The story goes on and Jess and Leslie become the best of friends, and eventually, as all kids, create their perfect world. Terabithia. To get into Terabithia, you have to cross this creek by swinging on a rope. But in their minds, it's a magnificent bridge. They have battles and wars, party's and everything else there is to do. Outside of Terabithia, no one else knows about it.
Jess starts to think that his life is getting better and Leslie is living life as free-spirited as she can with her family. Something Jess wish he had. In his eyes, she has everything he doesn't. So when his teacher invites him on a trip, he doesn't invite Leslie along, as he was told to. Instead, he makes an excuse that she can't go. That night, everything changed. Fatally.
In Jess' mind, Terabithia still lives, as he shares the secret along with his younger sister. In his mind, Terabithia still includes Leslie.
"A remarkable book. Its theme is expanded in a masterful way, its characters are real and many-faceted--but perhaps best of all, this book is a crackling good story."
--Association for Library Service to Children(ALA)
"The author...has written a percetive, touching book set in contemporary America...one of remarkable richness and depth beautifully written."
--The Horn Book Magazine

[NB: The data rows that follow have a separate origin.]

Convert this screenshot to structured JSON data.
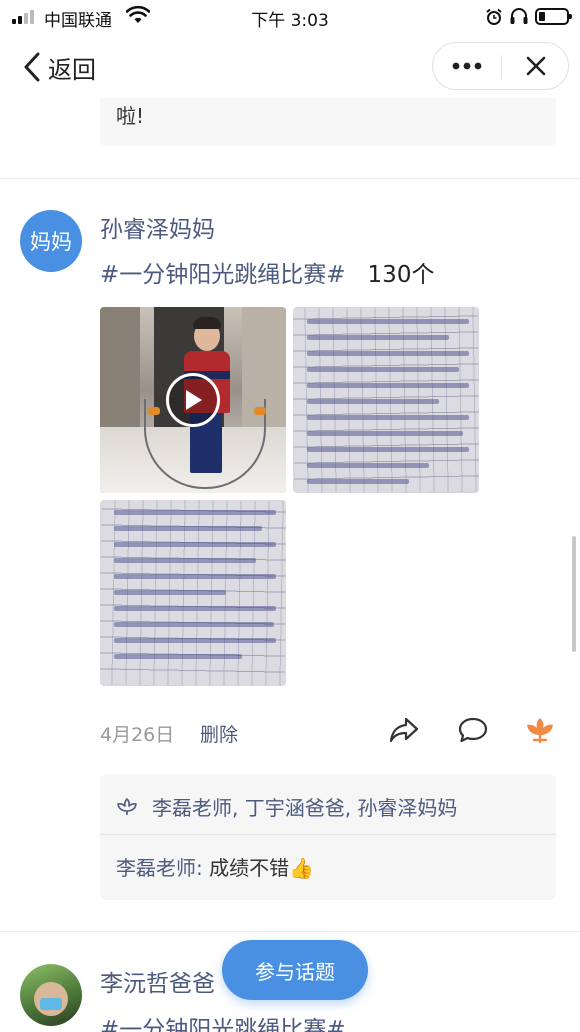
{
  "status_bar": {
    "carrier": "中国联通",
    "time": "下午 3:03"
  },
  "nav": {
    "back_label": "返回"
  },
  "previous_post": {
    "text_tail": "啦!"
  },
  "post": {
    "avatar_text": "妈妈",
    "author": "孙睿泽妈妈",
    "topic": "#一分钟阳光跳绳比赛#",
    "count": "130个",
    "media": [
      {
        "type": "video",
        "name": "jump-rope-video"
      },
      {
        "type": "image",
        "name": "handwritten-essay-page-1"
      },
      {
        "type": "image",
        "name": "handwritten-essay-page-2"
      }
    ],
    "date": "4月26日",
    "delete_label": "删除",
    "likes": "李磊老师, 丁宇涵爸爸, 孙睿泽妈妈",
    "comment": {
      "author": "李磊老师:",
      "text": "成绩不错",
      "emoji": "👍"
    }
  },
  "next_post": {
    "author": "李沅哲爸爸",
    "topic": "#一分钟阳光跳绳比赛#"
  },
  "fab_label": "参与话题",
  "colors": {
    "accent": "#4a90e2",
    "name_blue": "#4d5a80",
    "like_orange": "#f08a45"
  }
}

I enjoyed the movie much more than the book. I watched to movie before I read the book thinking that it would be a great read. But there again the movie didn't follow the book entirely. It is a wonderful piece of writing, but the story shocked me. As a Christian I didn't like the fact that Lesie was worshiping the trees/forests. While at the same time they were going to church and talking about how God would send people to to H*** if they did believe in the Bible. Over all a nice book, but from another point of view, ( Say a Mother's, or Christian's) it falls short of brilliant. I'm not a mother, but I am a Christian and I don't really think this book is The Best I've ever read.